  • As attorneys have learned from our temporary transition to working from home, over-communication is important when you cannot meet face-to-face.
  • As painful as it is to use the “B-word,” it may be helpful to understand the option to restructure under bankruptcy law as a last resort.

Finding Opportunity During and After the Pandemic

As of the time of this article, large portions of the American population are sheltering in place, meaning millions of people are sitting in their homes, never more than a few feet away from devices that can play media — their cellphones, televisions, tablets and computers. Companies focusing on digital distribution of content have the opportunity to capture market share during this quarantine period. The digital distributors will also continue to push against traditional Hollywood release windows, hoping to shorten or even eliminate certain release windows. While digital distributors are providing content to what is literally a captive audience, theatrical exhibitors find themselves temporarily on the sidelines. What does this mean for the future of film exhibition?

Exhibitors, including both global theater chains and independent cinemas, have the opportunity to rethink how they can further build their brand and protect their bottom line. There are various decisions to consider when moving forward and each exhibitor must take the risks it feels best align with its overall strategy. Each exhibitor has the opportunity to ask itself whether it should: 

  • Go outside the four walls of its theaters and develop its online presence by providing streaming services online, as AMC has already done.
  • Aim its sights on younger consumers with disposable income by providing more than just projecting a movie on the screen. This can be done by giving particular focus to enhancing experiential aspects of a movie theater, such as: creating outdoor dining or bars; providing additional activities at the venue; and continuing the trend of increasing comfort, convenience and high-quality dining options. Technological developments may plateau in the future, but a substantial portion of the market will always desire the communal experience of events like attending the theater.
  • Take a step toward vertical integration by developing a distribution or production arm.
  • Take steps to maintain or increase loyalty with its current patrons by running promotions—on social media or elsewhere — while theaters are temporarily closed.
  • Focus more on building a portion of its business plan on specialty screenings with cult-like followings, such as concert films and niche programming.
  • Re-evaluate ways to make its business more efficient and profitable once physical theaters are “open for business” again.
  • Expand (as counterintuitive as that sounds). For exhibitors who survive and advance beyond this phase and are also financially equipped, there will be tremendous opportunity to take over real estate previously used by other theaters that either go under or cannot maintain their leases. What’s more, there’s a good chance the exhibitor will obtain favorable terms once a landlord is saddled with tens of thousands of square feet of vacant space.

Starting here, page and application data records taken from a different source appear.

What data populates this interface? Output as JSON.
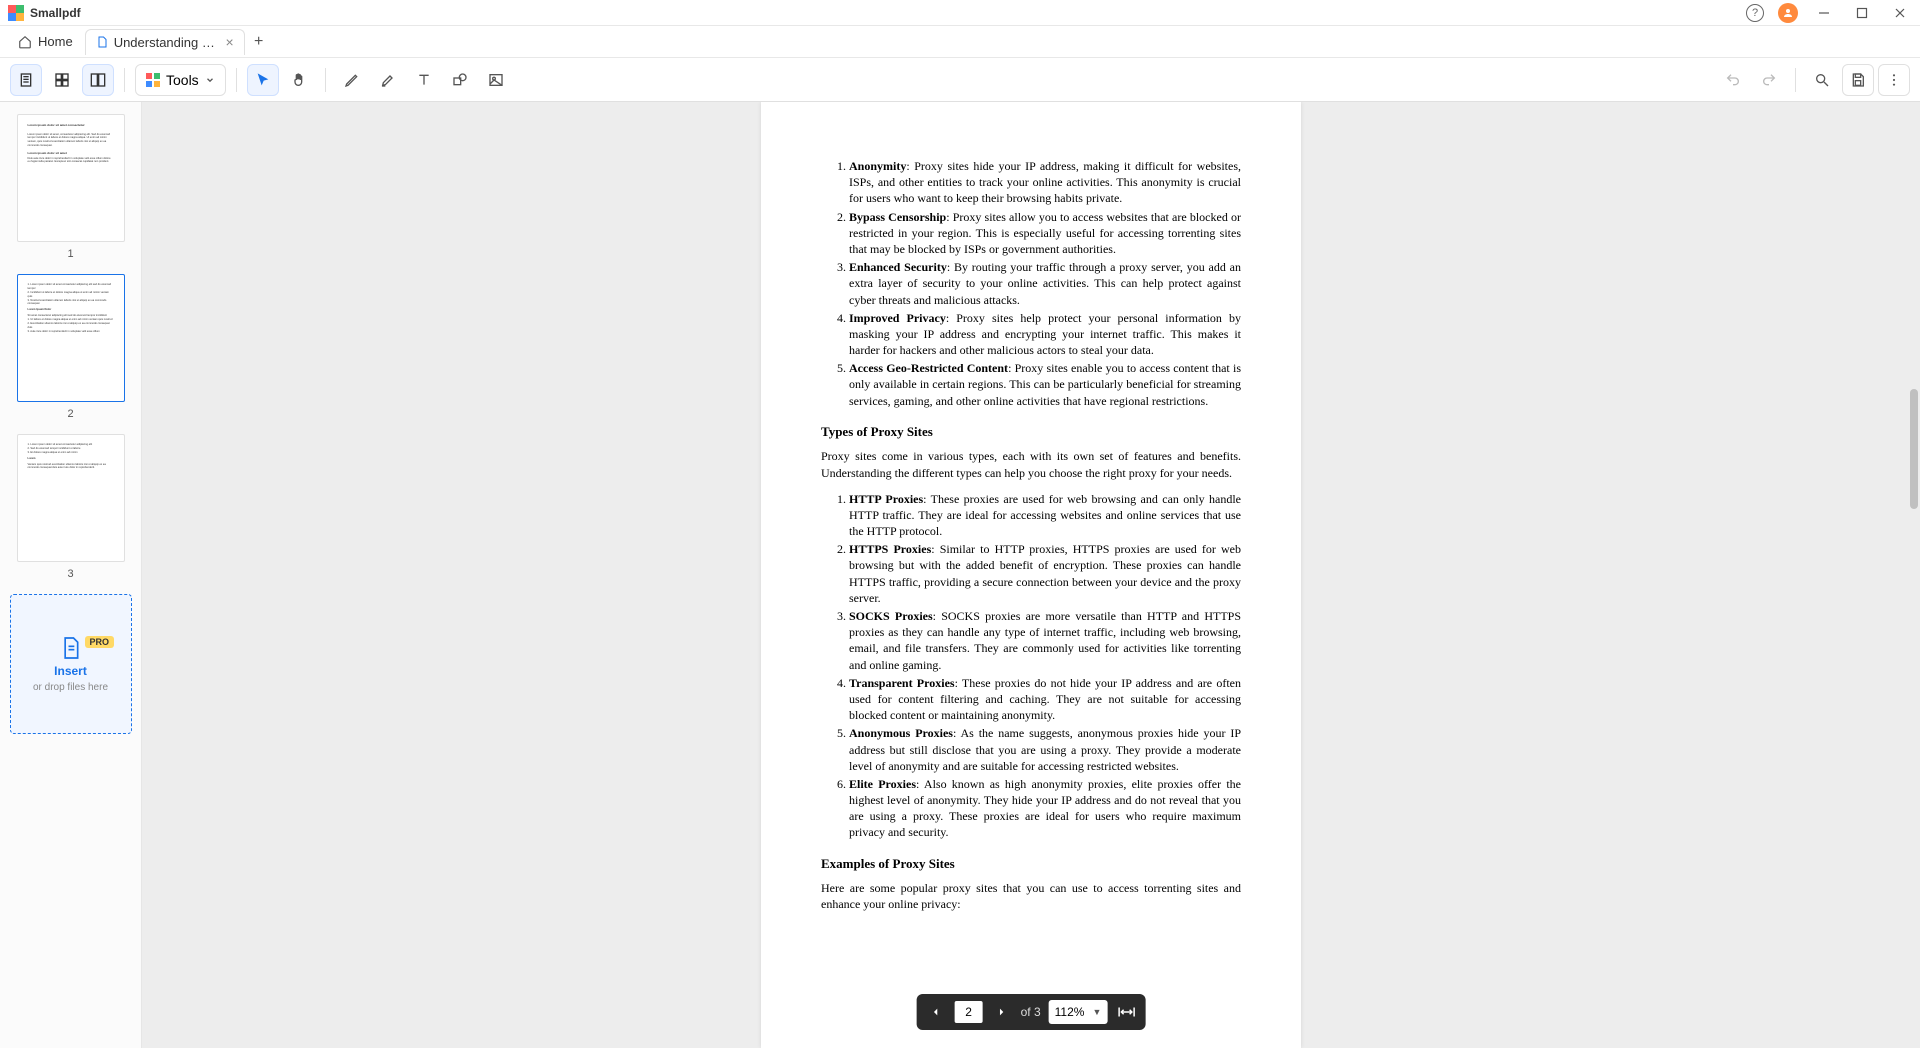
{
  "app": {
    "name": "Smallpdf"
  },
  "tabs": {
    "home": "Home",
    "doc": "Understanding Proxy…"
  },
  "toolbar": {
    "tools_label": "Tools"
  },
  "thumbnails": {
    "n1": "1",
    "n2": "2",
    "n3": "3",
    "insert_label": "Insert",
    "pro_label": "PRO",
    "drop_label": "or drop files here"
  },
  "page": {
    "list1": [
      {
        "bold": "Anonymity",
        "text": ": Proxy sites hide your IP address, making it difficult for websites, ISPs, and other entities to track your online activities. This anonymity is crucial for users who want to keep their browsing habits private."
      },
      {
        "bold": "Bypass Censorship",
        "text": ": Proxy sites allow you to access websites that are blocked or restricted in your region. This is especially useful for accessing torrenting sites that may be blocked by ISPs or government authorities."
      },
      {
        "bold": "Enhanced Security",
        "text": ": By routing your traffic through a proxy server, you add an extra layer of security to your online activities. This can help protect against cyber threats and malicious attacks."
      },
      {
        "bold": "Improved Privacy",
        "text": ": Proxy sites help protect your personal information by masking your IP address and encrypting your internet traffic. This makes it harder for hackers and other malicious actors to steal your data."
      },
      {
        "bold": "Access Geo-Restricted Content",
        "text": ": Proxy sites enable you to access content that is only available in certain regions. This can be particularly beneficial for streaming services, gaming, and other online activities that have regional restrictions."
      }
    ],
    "heading1": "Types of Proxy Sites",
    "para1": "Proxy sites come in various types, each with its own set of features and benefits. Understanding the different types can help you choose the right proxy for your needs.",
    "list2": [
      {
        "bold": "HTTP Proxies",
        "text": ": These proxies are used for web browsing and can only handle HTTP traffic. They are ideal for accessing websites and online services that use the HTTP protocol."
      },
      {
        "bold": "HTTPS Proxies",
        "text": ": Similar to HTTP proxies, HTTPS proxies are used for web browsing but with the added benefit of encryption. These proxies can handle HTTPS traffic, providing a secure connection between your device and the proxy server."
      },
      {
        "bold": "SOCKS Proxies",
        "text": ": SOCKS proxies are more versatile than HTTP and HTTPS proxies as they can handle any type of internet traffic, including web browsing, email, and file transfers. They are commonly used for activities like torrenting and online gaming."
      },
      {
        "bold": "Transparent Proxies",
        "text": ": These proxies do not hide your IP address and are often used for content filtering and caching. They are not suitable for accessing blocked content or maintaining anonymity."
      },
      {
        "bold": "Anonymous Proxies",
        "text": ": As the name suggests, anonymous proxies hide your IP address but still disclose that you are using a proxy. They provide a moderate level of anonymity and are suitable for accessing restricted websites."
      },
      {
        "bold": "Elite Proxies",
        "text": ": Also known as high anonymity proxies, elite proxies offer the highest level of anonymity. They hide your IP address and do not reveal that you are using a proxy. These proxies are ideal for users who require maximum privacy and security."
      }
    ],
    "heading2": "Examples of Proxy Sites",
    "para2": "Here are some popular proxy sites that you can use to access torrenting sites and enhance your online privacy:"
  },
  "pager": {
    "current": "2",
    "of_label": "of 3",
    "zoom": "112%"
  }
}
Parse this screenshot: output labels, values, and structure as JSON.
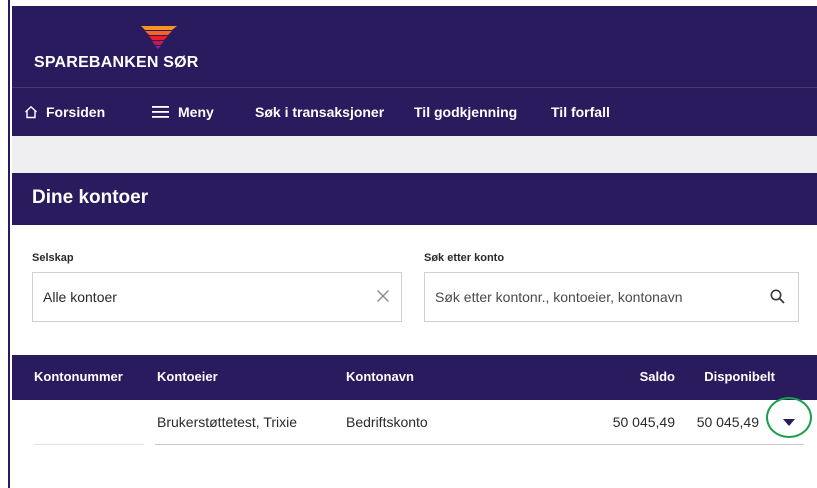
{
  "brand": {
    "name": "SPAREBANKEN SØR",
    "logo_icon": "sparebanken-wave-logo",
    "primary_color": "#2a1a5e"
  },
  "nav": {
    "items": [
      {
        "label": "Forsiden",
        "icon": "home-icon"
      },
      {
        "label": "Meny",
        "icon": "hamburger-menu-icon"
      },
      {
        "label": "Søk i transaksjoner"
      },
      {
        "label": "Til godkjenning"
      },
      {
        "label": "Til forfall"
      }
    ]
  },
  "page": {
    "title": "Dine kontoer"
  },
  "filters": {
    "company": {
      "label": "Selskap",
      "value": "Alle kontoer",
      "clear_icon": "close-icon"
    },
    "search": {
      "label": "Søk etter konto",
      "placeholder": "Søk etter kontonr., kontoeier, kontonavn",
      "icon": "search-icon"
    }
  },
  "table": {
    "columns": [
      "Kontonummer",
      "Kontoeier",
      "Kontonavn",
      "Saldo",
      "Disponibelt"
    ],
    "rows": [
      {
        "kontonummer": "",
        "kontoeier": "Brukerstøttetest, Trixie",
        "kontonavn": "Bedriftskonto",
        "saldo": "50 045,49",
        "disponibelt": "50 045,49"
      }
    ]
  },
  "highlight_color": "#1aa04a"
}
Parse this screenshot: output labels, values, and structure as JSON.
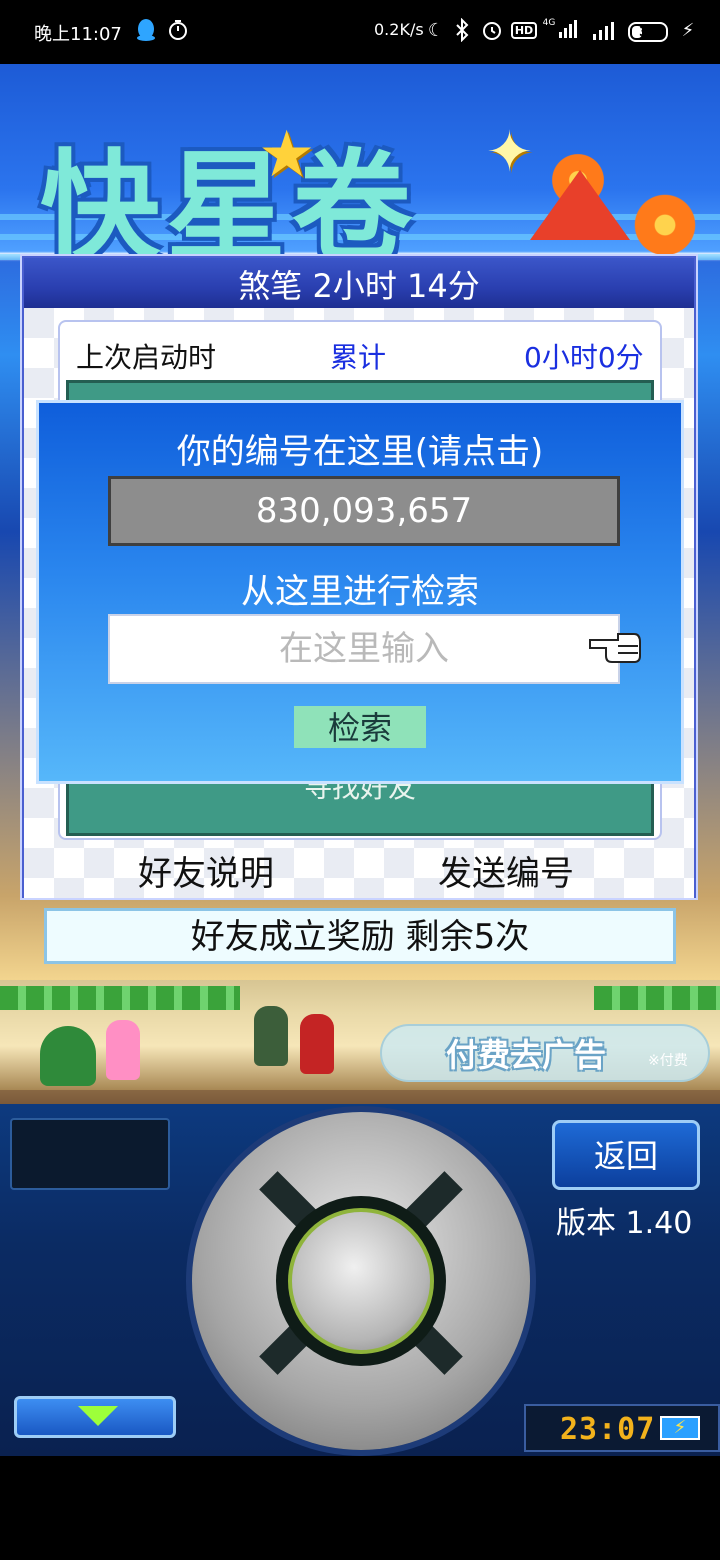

The considerations are endless, but exhibitors should be strategic in determining how to maintain (or re-gain) market share when this pandemic ends. Theaters have survived threats ranging from the television to the VHS tape to the internet. The most nimble and best prepared exhibitors will survive this brief moment in time and may even become stronger if they take advantage of the opportunities ahead.



[1] NBCUniversal publicly stated that Trolls World Tour would be available in both theaters and on demand on the same day.  However, it appears that theaters will not yet be re-opened at that time.


If you have questions or would like to discuss further, please contact Brent Turman.